Records supplied START

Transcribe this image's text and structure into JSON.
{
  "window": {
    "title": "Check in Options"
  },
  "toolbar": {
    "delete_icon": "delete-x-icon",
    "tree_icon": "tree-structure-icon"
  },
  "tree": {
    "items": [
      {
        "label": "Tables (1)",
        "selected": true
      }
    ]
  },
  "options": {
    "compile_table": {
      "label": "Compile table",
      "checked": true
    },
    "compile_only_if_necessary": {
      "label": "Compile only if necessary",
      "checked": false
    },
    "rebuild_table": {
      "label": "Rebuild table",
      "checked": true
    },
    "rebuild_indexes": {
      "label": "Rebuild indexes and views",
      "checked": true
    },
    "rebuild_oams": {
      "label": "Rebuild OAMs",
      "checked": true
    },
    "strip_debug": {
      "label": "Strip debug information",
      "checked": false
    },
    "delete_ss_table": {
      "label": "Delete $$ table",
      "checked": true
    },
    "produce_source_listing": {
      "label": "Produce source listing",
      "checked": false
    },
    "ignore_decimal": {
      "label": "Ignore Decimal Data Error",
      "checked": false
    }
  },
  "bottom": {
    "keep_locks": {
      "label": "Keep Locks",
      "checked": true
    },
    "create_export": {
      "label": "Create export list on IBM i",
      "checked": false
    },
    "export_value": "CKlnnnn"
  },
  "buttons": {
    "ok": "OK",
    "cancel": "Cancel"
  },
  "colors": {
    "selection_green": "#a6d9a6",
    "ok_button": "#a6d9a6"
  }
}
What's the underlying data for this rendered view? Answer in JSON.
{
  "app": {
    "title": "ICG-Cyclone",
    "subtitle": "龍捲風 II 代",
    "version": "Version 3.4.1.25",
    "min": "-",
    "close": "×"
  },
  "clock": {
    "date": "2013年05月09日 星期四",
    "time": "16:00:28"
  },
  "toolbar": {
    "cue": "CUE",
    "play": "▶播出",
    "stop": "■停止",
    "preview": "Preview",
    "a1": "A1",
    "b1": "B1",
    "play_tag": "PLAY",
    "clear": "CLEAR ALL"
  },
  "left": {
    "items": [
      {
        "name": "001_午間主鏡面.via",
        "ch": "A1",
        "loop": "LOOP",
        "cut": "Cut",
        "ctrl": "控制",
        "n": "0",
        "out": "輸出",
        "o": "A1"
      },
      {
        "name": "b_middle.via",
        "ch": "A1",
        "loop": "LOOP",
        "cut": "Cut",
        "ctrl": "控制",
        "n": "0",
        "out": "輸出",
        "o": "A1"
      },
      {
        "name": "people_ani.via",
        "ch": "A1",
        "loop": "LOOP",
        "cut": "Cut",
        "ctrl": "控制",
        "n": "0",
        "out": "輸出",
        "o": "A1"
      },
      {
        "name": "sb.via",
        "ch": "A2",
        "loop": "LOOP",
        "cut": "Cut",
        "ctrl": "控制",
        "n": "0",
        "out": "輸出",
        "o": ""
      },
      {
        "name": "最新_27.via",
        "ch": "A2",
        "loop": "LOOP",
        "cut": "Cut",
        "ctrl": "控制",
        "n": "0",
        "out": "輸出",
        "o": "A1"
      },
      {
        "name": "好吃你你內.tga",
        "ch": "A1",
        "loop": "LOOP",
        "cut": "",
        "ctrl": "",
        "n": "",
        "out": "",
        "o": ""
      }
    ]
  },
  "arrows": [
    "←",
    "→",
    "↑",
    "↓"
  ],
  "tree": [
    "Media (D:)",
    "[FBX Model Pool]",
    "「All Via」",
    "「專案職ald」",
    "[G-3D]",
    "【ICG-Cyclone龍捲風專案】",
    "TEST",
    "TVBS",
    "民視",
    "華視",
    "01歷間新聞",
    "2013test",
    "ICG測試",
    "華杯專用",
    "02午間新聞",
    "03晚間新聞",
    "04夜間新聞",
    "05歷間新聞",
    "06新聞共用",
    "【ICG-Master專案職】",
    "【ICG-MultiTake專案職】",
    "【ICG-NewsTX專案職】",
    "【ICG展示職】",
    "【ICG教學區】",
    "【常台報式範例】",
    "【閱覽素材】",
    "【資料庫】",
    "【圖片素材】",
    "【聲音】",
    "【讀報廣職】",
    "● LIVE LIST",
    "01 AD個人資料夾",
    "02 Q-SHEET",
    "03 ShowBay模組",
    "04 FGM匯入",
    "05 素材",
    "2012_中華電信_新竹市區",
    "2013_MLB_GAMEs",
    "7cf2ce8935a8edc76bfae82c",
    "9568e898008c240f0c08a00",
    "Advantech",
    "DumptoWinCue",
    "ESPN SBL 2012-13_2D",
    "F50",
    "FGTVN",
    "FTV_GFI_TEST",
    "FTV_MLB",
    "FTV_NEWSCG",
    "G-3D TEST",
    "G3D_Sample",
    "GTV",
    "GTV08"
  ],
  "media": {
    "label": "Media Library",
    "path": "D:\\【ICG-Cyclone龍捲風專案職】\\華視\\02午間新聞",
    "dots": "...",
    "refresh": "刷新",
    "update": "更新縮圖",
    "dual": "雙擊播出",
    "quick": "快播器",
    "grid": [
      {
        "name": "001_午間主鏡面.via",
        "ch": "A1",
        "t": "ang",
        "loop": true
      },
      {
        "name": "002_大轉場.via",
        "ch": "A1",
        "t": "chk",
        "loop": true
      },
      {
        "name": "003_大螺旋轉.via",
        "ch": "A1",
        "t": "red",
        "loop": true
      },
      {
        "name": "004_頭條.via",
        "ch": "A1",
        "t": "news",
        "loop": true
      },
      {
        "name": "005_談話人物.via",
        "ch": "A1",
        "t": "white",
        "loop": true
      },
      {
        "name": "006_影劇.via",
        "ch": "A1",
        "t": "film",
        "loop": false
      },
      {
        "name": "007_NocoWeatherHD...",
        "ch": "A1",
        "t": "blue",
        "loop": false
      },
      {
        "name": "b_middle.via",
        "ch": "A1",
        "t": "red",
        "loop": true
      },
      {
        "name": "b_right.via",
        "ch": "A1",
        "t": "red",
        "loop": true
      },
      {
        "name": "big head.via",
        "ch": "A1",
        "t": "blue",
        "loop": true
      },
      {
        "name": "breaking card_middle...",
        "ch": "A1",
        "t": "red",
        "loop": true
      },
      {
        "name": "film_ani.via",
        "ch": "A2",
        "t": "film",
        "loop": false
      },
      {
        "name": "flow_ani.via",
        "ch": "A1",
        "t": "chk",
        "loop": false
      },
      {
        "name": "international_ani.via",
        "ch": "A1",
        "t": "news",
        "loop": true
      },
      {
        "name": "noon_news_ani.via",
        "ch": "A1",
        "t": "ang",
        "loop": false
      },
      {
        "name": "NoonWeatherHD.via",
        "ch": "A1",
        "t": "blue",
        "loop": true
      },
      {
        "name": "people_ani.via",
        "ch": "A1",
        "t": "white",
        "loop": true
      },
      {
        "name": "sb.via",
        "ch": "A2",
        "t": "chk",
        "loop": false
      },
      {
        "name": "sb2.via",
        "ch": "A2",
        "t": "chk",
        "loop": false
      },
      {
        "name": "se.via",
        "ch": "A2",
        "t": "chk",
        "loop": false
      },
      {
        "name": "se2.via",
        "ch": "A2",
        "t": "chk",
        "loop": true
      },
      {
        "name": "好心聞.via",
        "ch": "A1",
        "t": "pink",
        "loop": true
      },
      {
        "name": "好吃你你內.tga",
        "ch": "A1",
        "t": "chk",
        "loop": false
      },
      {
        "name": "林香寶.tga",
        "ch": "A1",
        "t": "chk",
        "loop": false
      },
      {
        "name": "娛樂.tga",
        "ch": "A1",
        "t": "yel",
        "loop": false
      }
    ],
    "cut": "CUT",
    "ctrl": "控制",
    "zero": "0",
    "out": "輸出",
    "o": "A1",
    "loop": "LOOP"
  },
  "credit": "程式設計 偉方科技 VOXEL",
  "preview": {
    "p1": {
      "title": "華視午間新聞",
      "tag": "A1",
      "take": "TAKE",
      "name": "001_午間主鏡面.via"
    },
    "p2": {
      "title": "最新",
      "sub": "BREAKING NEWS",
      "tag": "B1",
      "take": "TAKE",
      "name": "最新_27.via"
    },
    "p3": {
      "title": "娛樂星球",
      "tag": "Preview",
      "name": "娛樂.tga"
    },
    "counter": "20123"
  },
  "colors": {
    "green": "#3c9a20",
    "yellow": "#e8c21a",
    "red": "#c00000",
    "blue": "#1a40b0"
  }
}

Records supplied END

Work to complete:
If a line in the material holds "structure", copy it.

Response below:
Transcribe this image's text and structure into JSON.
    "tree_icon": "tree-structure-icon"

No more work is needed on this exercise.